Newman Catholic football fans only got to pack the home field stands twice this season, but they saw history made nonetheless.
For the first time in at least 40 years, the Newman Catholic marching band performed at halftime of the team's games. The band made its premiere on Sept. 25 during the Knights' home opener against Lake Mills, and played again on Oct. 2, in the game against St. Ansgar.
A roar went up from the crowd when the band was introduced.
"Every time they moved, the crowd went wild," Newman Catholic band director Mary Kate Hines said. "Little things, like a lunge or a horn pop. I told the kids that it was going to be low-key marching band this year. We found out that their definition of low key and my definition are a little bit different. That is okay, because they saw that something as simple as lunging out or turning your instrument to the side makes a crowd go nuts."
In previous years, the band would sit in the stands and perform as a "pep band." But due to social distancing restrictions, and the safety of outdoor practices, Hines decided to revive the long-dormant marching band.

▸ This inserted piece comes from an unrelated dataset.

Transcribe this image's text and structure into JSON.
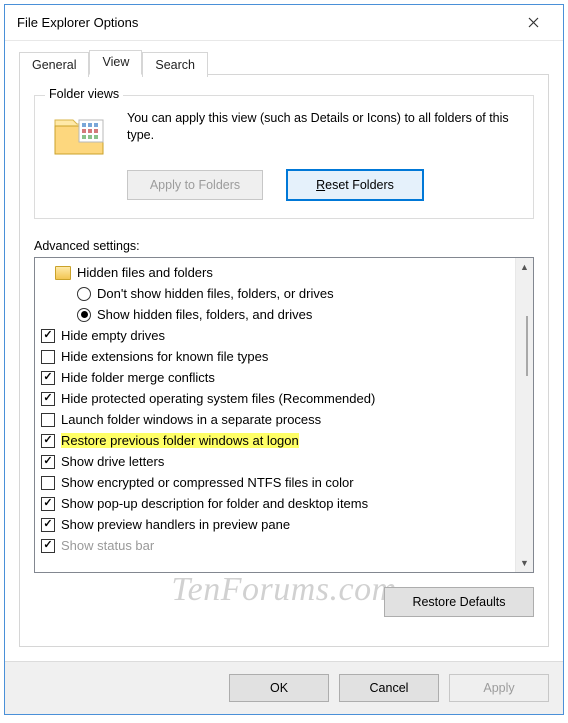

"Over the summer with all this COVID stuff, I was reading a lot of research of the studies they were doing in Colorado about the spread of aerosol and playing instruments," Hines said. "Consistently, they say that it's safer to be outside than inside. That is what made me think, 'we haven’t had a marching band here in a long time, but that is what made me decide, let’s give it a try this year.'"
Hines is not exactly sure when Newman Catholic last had a marching band, but fellow teachers tell her it has been at least 40 years.
Hines is in her second year teaching at Newman Catholic, and admits that the process of putting together a marching band has been stressful at times. As a young teacher, she has never taught marching band before, and was worried about things like being on the field at the right time.
There is a lot more that goes into marching band preparations than for pep band, with things like drill, marching coordination, and even what songs to choose, that would make for an entertaining show.
With all the COVID-19 health restrictions and guidelines, it has been a wild year for everyone, the Newman band included. While the new, on-field performances can be nerve-wracking, Hines is choosing to embrace the scare.
"That is something we’ve talked a lot about this quarter," Hines said. "It’s new, it’s changed. It's unexpected, and out of our comfort zone and scary, but how can we make still make it the best experience that we can, regardless of all the things against us?"
As a senior, band member Jacob Wolf said that he is proud to be a part of a group that is making school history.
"It’s been kind of a new experience, to say the least," Wolf said. "It’s kind of surprising that this is my senior year and this is the first time we’ve done something like this. It's a change, but it's a good new change all the same."
Judging by the team's energetic performances, and the crowd's reaction to their appearance, enthusiasm for the band is high. As a Class 1A school, the smaller number of students can make it more difficult to have a marching band, but the hope is that this time, the band is here to stay.
So far, the feedback from the athletes, fans, and administration has been extremely positive.
"I think its great having them able to perform at halftime of the football games," athletic director Alex Bohl said. "It brings a new dynamic to the night. Our fans enjoyed having them perform and we will look forward to seeing their progress for years to come."
Shane Lantz covers sports for the Globe Gazette. You can reach him at Shane.Lantz@GlobeGazette.com, or by phone at 641-421-0526. Follow Shane on Twitter @ShaneMLantz.